Download InfoIf you experience problems downloading a file, check if you have the proper application to view it first. In case of further problems read the IDEAS help page. Note that these files are not on the IDEAS site. Please be patient as the files may be large.
As the access to this document is restricted, you may want to look for a different version under "Related research" (further below) or search for a different version of it.
Bibliographic InfoArticle provided by Econometric Society in its journal Econometrica.
Volume (Year): 71 (2003)
Issue (Month): 3 (05)
Other versions of this item:
- Arcidiacono, Peter & Jones, John B., 2000. "Finite Mixture Distribution, Sequential Likelihood, and the EM Algorithm," Working Papers 00-16, Duke University, Department of Economics.
- C13 - Mathematical and Quantitative Methods - - Econometric and Statistical Methods and Methodology: General - - - Estimation: General
- C61 - Mathematical and Quantitative Methods - - Mathematical Methods; Programming Models; Mathematical and Simulation Modeling - - - Optimization Techniques; Programming Models; Dynamic Analysis
- D90 - Microeconomics - - Intertemporal Choice - - - General
You can help add them by filling out this form.
CitEc Project, subscribe to its RSS feed for this item.
This item has more than 25 citations.
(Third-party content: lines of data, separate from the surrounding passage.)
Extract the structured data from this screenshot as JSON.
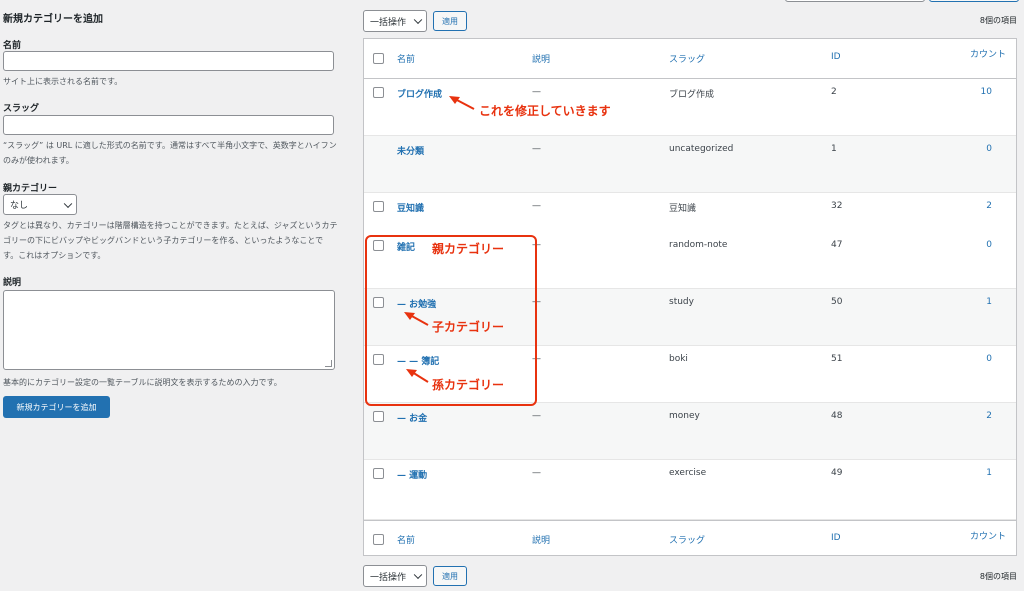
{
  "form": {
    "title": "新規カテゴリーを追加",
    "name_label": "名前",
    "name_help": "サイト上に表示される名前です。",
    "slug_label": "スラッグ",
    "slug_help": "“スラッグ” は URL に適した形式の名前です。通常はすべて半角小文字で、英数字とハイフンのみが使われます。",
    "parent_label": "親カテゴリー",
    "parent_value": "なし",
    "parent_help": "タグとは異なり、カテゴリーは階層構造を持つことができます。たとえば、ジャズというカテゴリーの下にビバップやビッグバンドという子カテゴリーを作る、といったようなことです。これはオプションです。",
    "desc_label": "説明",
    "desc_help": "基本的にカテゴリー設定の一覧テーブルに説明文を表示するための入力です。",
    "submit": "新規カテゴリーを追加"
  },
  "toolbar": {
    "bulk": "一括操作",
    "apply": "適用",
    "count": "8個の項目"
  },
  "table": {
    "headers": {
      "name": "名前",
      "desc": "説明",
      "slug": "スラッグ",
      "id": "ID",
      "count": "カウント"
    },
    "rows": [
      {
        "name": "ブログ作成",
        "desc": "—",
        "slug": "ブログ作成",
        "id": "2",
        "count": "10",
        "checkbox": true
      },
      {
        "name": "未分類",
        "desc": "—",
        "slug": "uncategorized",
        "id": "1",
        "count": "0",
        "checkbox": false
      },
      {
        "name": "豆知識",
        "desc": "—",
        "slug": "豆知識",
        "id": "32",
        "count": "2",
        "checkbox": true
      },
      {
        "name": "雑記",
        "desc": "—",
        "slug": "random-note",
        "id": "47",
        "count": "0",
        "checkbox": true
      },
      {
        "name": "— お勉強",
        "desc": "—",
        "slug": "study",
        "id": "50",
        "count": "1",
        "checkbox": true
      },
      {
        "name": "— — 簿記",
        "desc": "—",
        "slug": "boki",
        "id": "51",
        "count": "0",
        "checkbox": true
      },
      {
        "name": "— お金",
        "desc": "—",
        "slug": "money",
        "id": "48",
        "count": "2",
        "checkbox": true
      },
      {
        "name": "— 運動",
        "desc": "—",
        "slug": "exercise",
        "id": "49",
        "count": "1",
        "checkbox": true
      }
    ]
  },
  "annotations": {
    "edit_note": "これを修正していきます",
    "parent": "親カテゴリー",
    "child": "子カテゴリー",
    "grandchild": "孫カテゴリー",
    "color": "#e8320f"
  }
}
To prevent cluttering this page, these citations are listed on a separate page. reading list or among the top items on IDEAS.Access and download statisticsgeneral information about how to correct material in RePEc.
For technical questions regarding this item, or to correct its authors, title, abstract, bibliographic or download information, contact: (Wiley-Blackwell Digital Licensing) or (Christopher F. Baum).
If you have authored this item and are not yet registered with RePEc, we encourage you to do it here. This allows to link your profile to this item. It also allows you to accept potential citations to this item that we are uncertain about.
If references are entirely missing, you can add them using this form.
If the full references list an item that is present in RePEc, but the system did not link to it, you can help with this form.
If you know of missing items citing this one, you can help us creating those links by adding the relevant references in the same way as above, for each refering item. If you are a registered author of this item, you may also want to check the "citations" tab in your profile, as there may be some citations waiting for confirmation.
Please note that corrections may take a couple of weeks to filter through the various RePEc services.